by Meredith Crifasi
What causes Alzheimer's?
Scientists believe that this disease is a combination of genetics, lifestyle, and environmental factors that affect the brain over time. Lifestyle can increase one's risk for Alzheimer's disease by being physically inactive and not maintaining activities that engage the brain such as reading, doing crossword puzzles, playing musical instruments, and participating actively in life. A bad diet may also increase one's risk. Genetics, however, is an important factor in the development of Alzheimer's. Your likelihood of developing Alzheimer's disease increases if a family member has it. In most cases, the greatest risk factor is old age. Although Alzheimer's is not fully understood, scientists can still see the effects on the brain. Quite simply, Alzheimer's damages and kills brain cells resulting in memory loss.
What gene is affected by this disorder?
Symptoms of Alzheimer's Disease
Tuesday, April 28th, 8:30am
The Medical Offices of Meredith Crifasi, MD and Annabel Kuhn, MD
For American's, there are 5.1 million people with Alzheimer's Disease today.
Can anyone get this disease?
Yes, anyone can get Alzheimer's disease. However, since this disease is known to have an genetic autosomal dominant pattern, you can inherit the disease. Your likelihood of developing Alzheimer's disease is 4 to 10 times greater if you have a first-degree relative with it than someone who has no family history of the disease. Recently, it has been discovered that the risk is higher for people who have a mother with Alzheimer's disease than for those who have a father or no parent with the disease. Another important fact worth noting is that almost two-thirds of Americans with Alzheimer's are women. Of the 5.1 million people age 65 and older with Alzheimer's in the United States, 3.2 million are women and 1.9 million are men.

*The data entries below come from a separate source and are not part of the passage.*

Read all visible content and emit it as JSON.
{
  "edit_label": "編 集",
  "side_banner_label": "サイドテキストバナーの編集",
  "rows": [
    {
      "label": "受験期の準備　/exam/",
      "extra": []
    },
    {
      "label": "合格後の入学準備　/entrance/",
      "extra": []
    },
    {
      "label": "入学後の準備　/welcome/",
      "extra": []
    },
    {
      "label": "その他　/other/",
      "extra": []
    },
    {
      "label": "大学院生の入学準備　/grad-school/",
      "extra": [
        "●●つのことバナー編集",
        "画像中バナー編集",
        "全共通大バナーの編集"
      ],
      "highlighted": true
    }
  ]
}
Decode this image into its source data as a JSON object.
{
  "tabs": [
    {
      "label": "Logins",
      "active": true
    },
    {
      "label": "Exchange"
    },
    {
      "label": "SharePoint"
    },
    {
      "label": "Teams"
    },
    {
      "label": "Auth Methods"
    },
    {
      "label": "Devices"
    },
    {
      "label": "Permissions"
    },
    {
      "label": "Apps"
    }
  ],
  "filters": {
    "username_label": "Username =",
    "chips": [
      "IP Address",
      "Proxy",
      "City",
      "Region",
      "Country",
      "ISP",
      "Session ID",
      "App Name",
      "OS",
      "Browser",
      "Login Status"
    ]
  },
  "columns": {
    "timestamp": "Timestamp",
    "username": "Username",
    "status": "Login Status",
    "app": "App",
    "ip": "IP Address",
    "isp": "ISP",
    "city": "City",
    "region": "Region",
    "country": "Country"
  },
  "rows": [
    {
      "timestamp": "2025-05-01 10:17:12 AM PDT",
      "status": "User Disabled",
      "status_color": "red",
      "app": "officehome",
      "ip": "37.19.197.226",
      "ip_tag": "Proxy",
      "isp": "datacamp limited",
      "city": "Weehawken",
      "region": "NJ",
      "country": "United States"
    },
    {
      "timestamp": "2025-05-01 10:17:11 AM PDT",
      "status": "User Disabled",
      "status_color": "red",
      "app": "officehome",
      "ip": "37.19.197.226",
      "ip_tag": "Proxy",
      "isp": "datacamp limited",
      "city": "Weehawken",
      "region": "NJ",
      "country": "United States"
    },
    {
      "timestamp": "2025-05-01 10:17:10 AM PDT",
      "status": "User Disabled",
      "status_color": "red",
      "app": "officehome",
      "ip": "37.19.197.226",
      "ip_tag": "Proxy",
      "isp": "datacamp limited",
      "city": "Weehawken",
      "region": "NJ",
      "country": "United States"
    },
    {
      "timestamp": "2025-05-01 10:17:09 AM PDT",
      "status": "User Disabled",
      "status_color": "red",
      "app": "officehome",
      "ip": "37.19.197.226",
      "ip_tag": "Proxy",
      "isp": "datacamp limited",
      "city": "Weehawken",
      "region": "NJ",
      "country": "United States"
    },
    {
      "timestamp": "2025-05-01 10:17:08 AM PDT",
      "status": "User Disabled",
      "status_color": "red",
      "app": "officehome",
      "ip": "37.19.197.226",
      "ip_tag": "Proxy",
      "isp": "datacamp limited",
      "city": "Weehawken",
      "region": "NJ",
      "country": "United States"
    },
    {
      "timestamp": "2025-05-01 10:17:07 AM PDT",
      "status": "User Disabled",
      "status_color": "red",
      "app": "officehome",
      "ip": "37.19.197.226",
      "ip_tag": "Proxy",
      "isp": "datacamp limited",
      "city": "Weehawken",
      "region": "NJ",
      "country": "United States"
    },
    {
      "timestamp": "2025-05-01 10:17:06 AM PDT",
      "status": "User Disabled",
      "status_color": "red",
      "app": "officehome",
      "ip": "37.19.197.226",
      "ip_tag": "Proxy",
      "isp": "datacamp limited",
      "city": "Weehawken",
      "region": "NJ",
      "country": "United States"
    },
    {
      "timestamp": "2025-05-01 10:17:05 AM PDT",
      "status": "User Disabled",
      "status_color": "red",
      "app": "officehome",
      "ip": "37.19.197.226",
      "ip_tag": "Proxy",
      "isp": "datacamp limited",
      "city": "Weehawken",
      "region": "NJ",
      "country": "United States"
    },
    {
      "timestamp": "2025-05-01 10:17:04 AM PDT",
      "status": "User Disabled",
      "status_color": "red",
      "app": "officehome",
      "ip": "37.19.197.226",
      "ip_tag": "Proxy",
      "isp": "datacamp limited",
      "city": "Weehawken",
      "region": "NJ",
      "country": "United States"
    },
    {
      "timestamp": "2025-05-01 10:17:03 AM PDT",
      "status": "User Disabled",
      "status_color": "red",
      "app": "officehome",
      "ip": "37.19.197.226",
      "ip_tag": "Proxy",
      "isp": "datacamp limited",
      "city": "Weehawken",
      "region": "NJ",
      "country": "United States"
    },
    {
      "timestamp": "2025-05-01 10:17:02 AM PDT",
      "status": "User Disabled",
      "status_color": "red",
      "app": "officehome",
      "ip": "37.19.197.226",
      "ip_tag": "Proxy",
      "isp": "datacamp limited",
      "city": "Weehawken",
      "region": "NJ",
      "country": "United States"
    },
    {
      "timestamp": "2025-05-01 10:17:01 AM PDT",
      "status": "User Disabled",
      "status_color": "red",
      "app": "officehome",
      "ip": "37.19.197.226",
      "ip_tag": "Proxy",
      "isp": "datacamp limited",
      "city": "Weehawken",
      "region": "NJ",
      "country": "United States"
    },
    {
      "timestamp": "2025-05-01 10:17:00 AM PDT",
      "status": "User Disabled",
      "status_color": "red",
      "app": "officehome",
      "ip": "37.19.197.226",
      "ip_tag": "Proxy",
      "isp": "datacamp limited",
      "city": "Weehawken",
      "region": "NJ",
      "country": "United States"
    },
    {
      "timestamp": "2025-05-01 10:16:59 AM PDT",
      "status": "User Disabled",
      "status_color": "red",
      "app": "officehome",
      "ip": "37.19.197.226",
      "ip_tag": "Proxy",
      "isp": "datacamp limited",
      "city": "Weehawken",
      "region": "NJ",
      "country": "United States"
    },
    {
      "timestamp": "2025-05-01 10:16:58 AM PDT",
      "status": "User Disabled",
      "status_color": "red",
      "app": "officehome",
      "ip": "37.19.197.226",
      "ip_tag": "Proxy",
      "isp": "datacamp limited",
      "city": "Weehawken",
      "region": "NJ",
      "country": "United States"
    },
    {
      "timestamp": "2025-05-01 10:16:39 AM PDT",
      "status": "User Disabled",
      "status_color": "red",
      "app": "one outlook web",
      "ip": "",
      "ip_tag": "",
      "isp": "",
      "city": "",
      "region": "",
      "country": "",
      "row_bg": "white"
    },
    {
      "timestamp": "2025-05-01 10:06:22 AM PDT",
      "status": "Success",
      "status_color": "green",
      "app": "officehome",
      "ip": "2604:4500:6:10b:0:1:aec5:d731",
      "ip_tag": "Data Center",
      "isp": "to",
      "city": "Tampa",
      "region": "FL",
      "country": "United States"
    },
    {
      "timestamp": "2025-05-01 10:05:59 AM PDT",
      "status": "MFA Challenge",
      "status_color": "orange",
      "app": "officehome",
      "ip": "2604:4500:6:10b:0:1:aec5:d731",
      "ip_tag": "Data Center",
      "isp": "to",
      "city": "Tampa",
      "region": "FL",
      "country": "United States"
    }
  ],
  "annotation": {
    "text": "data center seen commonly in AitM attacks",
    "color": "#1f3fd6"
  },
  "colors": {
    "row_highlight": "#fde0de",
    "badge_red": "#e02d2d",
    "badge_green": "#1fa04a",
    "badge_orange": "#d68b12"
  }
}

Although there are more non-Hispanic whites living with Alzheimer's and other dementias than people of other ethnicities in the U.S., this disease does not discriminate -- anyone of any race can get it!
Children & Alzheimer's
It is highly unlikely for a child to have Alzheimer's disease. However, it is worth noting that early-onset ADHD can be a contributing factor for the development of Alzheimer's later in life.
Treatments and Cures for Alzheimer's
As of right now, there are no treatments available to cure Alzheimer's. However, there are treatments and medications to help slow down memory loss, though, it cannot stop it completely or prevent it. Medications can also be given to calm someone down when they are agitated. And as of right now, this disease cannot be prevented. There are ways, however, to reduce your risk for developing the disease:
- Remain physically active
- Maintain a healthy weight, blood pressure, and cholesterol level
- Reduce your risk for diabetes
- Eat a healthy diet consisting mostly of fish, vegetables, and fruits. Reduce your intake of red meat, processed meat, fatty foods and foods high in sugar.
- Maintain cardiovascular health
- Exercise your brain by doing crossword puzzles, reading, going to concerts, attending lectures and museums, playing musical instruments, and engaging with people.
If someone has Alzheimer's, can they still have children?
Current Status of Research
At the moment, there is no cure for Alzheimer's. Researchers have been studying the quality of life, prevention trials, and also doing some online studies to better understand the disease as well as find causes, treatments, and cures. Right now, they are working on new drugs and testing them to see if they help in the future.
Did you know?
If you are caring for a loved one who has been stricken with Alzheimer's disease you should:
- Never let them drive a car
- Never leave them unattended
- Never let them make major decisions
- Never let them live alone
- Never ask "do you remember"
- Never argue with or contradict the person
- Never delay nursing home placement when it is needed
- Never stop visiting them even if they don't remember you